[Opening SUPPLIED ENTRIES section]
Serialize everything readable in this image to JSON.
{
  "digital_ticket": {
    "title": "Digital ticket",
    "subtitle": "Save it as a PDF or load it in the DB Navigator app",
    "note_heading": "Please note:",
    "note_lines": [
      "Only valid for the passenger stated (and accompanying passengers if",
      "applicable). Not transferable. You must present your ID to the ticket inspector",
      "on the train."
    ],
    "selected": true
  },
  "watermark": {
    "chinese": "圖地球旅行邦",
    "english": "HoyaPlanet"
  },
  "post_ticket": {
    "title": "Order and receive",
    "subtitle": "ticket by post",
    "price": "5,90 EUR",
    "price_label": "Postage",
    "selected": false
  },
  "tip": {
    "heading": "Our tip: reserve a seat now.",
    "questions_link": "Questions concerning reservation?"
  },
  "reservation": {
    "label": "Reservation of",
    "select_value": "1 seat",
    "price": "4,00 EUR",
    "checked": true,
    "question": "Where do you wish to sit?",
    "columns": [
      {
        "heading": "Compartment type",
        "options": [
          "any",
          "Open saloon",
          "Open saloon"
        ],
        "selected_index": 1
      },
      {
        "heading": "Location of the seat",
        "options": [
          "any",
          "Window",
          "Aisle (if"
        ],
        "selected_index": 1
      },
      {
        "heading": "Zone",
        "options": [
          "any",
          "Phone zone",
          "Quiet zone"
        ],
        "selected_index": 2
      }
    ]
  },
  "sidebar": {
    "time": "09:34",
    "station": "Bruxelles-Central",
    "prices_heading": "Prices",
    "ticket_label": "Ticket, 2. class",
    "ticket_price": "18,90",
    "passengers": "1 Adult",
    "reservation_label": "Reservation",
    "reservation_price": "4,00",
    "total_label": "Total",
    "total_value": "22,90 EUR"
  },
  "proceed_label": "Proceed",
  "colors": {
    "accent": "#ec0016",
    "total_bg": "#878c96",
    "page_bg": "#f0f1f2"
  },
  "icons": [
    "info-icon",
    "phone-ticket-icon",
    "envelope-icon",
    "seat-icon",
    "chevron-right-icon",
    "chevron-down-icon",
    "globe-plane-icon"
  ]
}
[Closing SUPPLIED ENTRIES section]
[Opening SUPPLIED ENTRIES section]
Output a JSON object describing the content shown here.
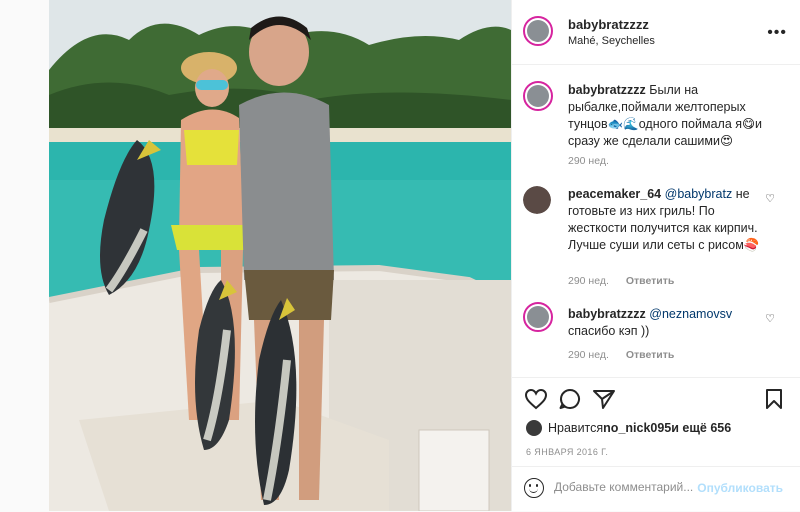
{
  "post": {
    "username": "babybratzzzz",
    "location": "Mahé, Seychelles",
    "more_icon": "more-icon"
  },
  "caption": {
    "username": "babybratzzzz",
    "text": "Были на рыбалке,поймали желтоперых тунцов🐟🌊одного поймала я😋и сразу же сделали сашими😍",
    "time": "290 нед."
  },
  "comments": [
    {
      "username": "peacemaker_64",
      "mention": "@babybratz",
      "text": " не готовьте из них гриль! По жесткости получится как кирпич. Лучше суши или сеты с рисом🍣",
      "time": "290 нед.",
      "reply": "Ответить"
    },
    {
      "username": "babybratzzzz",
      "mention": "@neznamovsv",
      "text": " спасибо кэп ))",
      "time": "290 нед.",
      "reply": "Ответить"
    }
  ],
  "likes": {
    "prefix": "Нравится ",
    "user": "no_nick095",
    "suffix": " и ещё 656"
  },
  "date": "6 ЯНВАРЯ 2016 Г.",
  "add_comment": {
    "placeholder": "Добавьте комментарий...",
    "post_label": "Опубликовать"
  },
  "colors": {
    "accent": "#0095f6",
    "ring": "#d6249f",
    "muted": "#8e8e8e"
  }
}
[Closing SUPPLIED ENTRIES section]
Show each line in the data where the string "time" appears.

    "time": "09:34",
    "time": "290 нед."
      "time": "290 нед.",
      "time": "290 нед.",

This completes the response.